When you’re in charge of your company’s data, there are a few key things that you need to know about your job. Exactly how many production servers do you have? How many databases? When does support end on that SQL 2005 box? If a server went down, what would be the very first thing you’d do? I’ve got over a decade of experience managing production databases, and I’ll open your eyes to some surprising questions about your job responsibilities in this 30-minute video:
We cover a lot of scary things in the video, but thankfully, there’s an easy way to check for most of it – our sp_Blitz script. We’ve got a new version out today, and here’s the changes:
- Thomas Rushton http://thelonedba.wordpress.com/ @ThomasRushton added check 58 for database collations that don’t match the server collation.
- Rob Pellicaan caught a bug in check 13: it was only checking for plan guides in the master database rather than all user databases.
- Michal Tinthofer http://www.woodler.eu improved check 2 to work across collations and fix a bug in the backup_finish_date check. (Several people reported this, but Michal contributed the most improvements to this check.)
- Chris Fradenburg improved checks 38 and 39 by excluding heaps if they are marked is_ms_shipped, thereby excluding more system stuff
- Jack Whittaker fixed a bug in checkid 1. When checking for databases without a full backup, we were ignoring the model database, but some shops really do need to back up model because they put stuff in there to be copied into each new database, so let’s alert on that too. Larry Silverman also noticed this bug.
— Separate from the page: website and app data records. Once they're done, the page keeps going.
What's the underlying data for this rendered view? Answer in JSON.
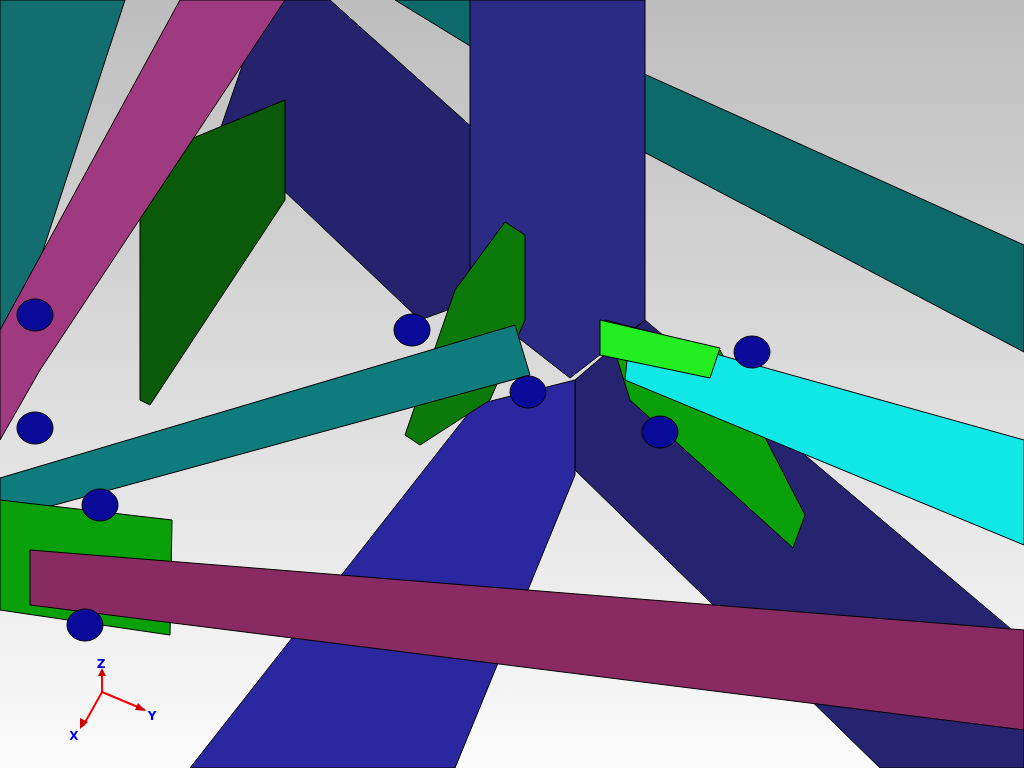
{
  "viewport": {
    "axis_triad": {
      "labels": [
        "Z",
        "Y",
        "X"
      ]
    }
  }
}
- Michael Burgess caught a bug in the untrusted key/constraint checks that were not checking for is_disabled = 0.
- Alex Friedman fixed a bug in check 44 which required a running trace.
- New check for SQL Agent alerts configured without operator notifications.
- Even if @CheckUserDatabaseObjects was set to 0, some user database object checks were being done.
- Check 48 for untrusted foreign keys now just returns one line per database that has the issue rather than listing every foreign key individually. For the full list of untrusted keys, run the query in the finding’s URL.